> [WHAT IS BEING ASKED]: Can you retype only the lines from the one with "What data populates" through the final line of the material, exactly as given?

> [LISTED RECORDS]:
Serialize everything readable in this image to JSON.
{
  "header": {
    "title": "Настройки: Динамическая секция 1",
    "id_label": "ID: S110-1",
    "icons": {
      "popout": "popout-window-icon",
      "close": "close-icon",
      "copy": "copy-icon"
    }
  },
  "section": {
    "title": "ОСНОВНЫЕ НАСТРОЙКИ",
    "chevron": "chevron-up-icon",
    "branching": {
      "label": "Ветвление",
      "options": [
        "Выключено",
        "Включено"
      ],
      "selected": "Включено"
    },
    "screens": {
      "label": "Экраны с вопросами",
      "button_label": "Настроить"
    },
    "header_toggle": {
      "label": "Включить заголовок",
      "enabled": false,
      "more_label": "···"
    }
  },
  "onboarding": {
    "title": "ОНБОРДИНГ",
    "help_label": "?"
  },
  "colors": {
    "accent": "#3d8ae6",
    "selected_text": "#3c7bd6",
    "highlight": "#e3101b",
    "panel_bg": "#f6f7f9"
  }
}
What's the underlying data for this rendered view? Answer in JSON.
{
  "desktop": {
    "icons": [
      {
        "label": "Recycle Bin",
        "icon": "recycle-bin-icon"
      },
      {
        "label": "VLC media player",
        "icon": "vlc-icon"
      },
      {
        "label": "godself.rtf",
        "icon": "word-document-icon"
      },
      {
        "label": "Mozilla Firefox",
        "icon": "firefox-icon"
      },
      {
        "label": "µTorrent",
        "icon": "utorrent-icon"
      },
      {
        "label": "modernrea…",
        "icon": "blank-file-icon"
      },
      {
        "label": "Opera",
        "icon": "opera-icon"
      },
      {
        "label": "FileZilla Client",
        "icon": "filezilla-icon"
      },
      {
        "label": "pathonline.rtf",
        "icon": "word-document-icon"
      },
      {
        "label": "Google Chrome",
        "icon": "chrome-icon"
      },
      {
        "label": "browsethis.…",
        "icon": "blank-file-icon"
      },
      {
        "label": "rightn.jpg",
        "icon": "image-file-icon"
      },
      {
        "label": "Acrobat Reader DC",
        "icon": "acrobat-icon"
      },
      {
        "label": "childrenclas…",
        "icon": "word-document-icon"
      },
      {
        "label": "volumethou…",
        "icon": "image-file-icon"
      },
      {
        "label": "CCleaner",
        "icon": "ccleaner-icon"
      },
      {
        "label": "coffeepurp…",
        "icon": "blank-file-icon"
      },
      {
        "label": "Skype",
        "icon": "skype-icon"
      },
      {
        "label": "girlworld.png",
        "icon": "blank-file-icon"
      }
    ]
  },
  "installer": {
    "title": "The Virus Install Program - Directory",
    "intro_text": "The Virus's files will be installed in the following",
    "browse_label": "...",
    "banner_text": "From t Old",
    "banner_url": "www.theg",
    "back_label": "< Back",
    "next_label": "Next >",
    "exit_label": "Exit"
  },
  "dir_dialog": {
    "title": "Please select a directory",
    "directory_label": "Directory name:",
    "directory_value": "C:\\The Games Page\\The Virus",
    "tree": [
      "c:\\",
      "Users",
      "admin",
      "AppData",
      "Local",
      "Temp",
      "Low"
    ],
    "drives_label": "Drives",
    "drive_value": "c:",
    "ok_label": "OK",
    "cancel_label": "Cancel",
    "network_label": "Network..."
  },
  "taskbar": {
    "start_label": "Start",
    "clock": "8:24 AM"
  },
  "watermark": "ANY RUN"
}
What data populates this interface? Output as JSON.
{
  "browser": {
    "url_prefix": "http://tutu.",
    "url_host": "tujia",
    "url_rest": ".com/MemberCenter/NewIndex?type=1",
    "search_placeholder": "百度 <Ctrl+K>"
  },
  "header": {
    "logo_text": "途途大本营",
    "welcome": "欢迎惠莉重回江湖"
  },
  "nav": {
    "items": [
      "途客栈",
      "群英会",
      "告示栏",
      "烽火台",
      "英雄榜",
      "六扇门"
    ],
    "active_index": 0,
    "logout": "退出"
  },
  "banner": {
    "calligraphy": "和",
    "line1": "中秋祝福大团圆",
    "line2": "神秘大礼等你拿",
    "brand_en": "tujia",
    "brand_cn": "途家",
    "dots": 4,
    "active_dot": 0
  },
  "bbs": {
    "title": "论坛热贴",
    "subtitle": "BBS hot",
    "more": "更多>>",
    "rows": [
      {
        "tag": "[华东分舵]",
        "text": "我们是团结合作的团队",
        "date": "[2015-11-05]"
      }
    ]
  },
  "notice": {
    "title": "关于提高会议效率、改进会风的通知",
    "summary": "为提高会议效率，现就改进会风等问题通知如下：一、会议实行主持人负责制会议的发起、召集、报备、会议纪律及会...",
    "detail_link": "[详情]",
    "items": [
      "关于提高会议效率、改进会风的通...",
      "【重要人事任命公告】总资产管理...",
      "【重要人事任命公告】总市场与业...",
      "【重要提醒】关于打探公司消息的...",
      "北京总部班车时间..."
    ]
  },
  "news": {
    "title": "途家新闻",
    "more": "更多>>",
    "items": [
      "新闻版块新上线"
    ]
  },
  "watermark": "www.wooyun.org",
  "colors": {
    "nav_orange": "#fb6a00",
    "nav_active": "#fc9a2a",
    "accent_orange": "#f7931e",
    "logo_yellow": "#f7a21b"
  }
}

> [RESULT BELOW]:
What data populates this interface? Output as JSON.
{
  "browser": {
    "url_prefix": "http://tutu.",
    "url_host": "tujia",
    "url_rest": ".com/MemberCenter/NewIndex?type=1",
    "search_placeholder": "百度 <Ctrl+K>"
  },
  "header": {
    "logo_text": "途途大本营",
    "welcome": "欢迎惠莉重回江湖"
  },
  "nav": {
    "items": [
      "途客栈",
      "群英会",
      "告示栏",
      "烽火台",
      "英雄榜",
      "六扇门"
    ],
    "active_index": 0,
    "logout": "退出"
  },
  "banner": {
    "calligraphy": "和",
    "line1": "中秋祝福大团圆",
    "line2": "神秘大礼等你拿",
    "brand_en": "tujia",
    "brand_cn": "途家",
    "dots": 4,
    "active_dot": 0
  },
  "bbs": {
    "title": "论坛热贴",
    "subtitle": "BBS hot",
    "more": "更多>>",
    "rows": [
      {
        "tag": "[华东分舵]",
        "text": "我们是团结合作的团队",
        "date": "[2015-11-05]"
      }
    ]
  },
  "notice": {
    "title": "关于提高会议效率、改进会风的通知",
    "summary": "为提高会议效率，现就改进会风等问题通知如下：一、会议实行主持人负责制会议的发起、召集、报备、会议纪律及会...",
    "detail_link": "[详情]",
    "items": [
      "关于提高会议效率、改进会风的通...",
      "【重要人事任命公告】总资产管理...",
      "【重要人事任命公告】总市场与业...",
      "【重要提醒】关于打探公司消息的...",
      "北京总部班车时间..."
    ]
  },
  "news": {
    "title": "途家新闻",
    "more": "更多>>",
    "items": [
      "新闻版块新上线"
    ]
  },
  "watermark": "www.wooyun.org",
  "colors": {
    "nav_orange": "#fb6a00",
    "nav_active": "#fc9a2a",
    "accent_orange": "#f7931e",
    "logo_yellow": "#f7a21b"
  }
}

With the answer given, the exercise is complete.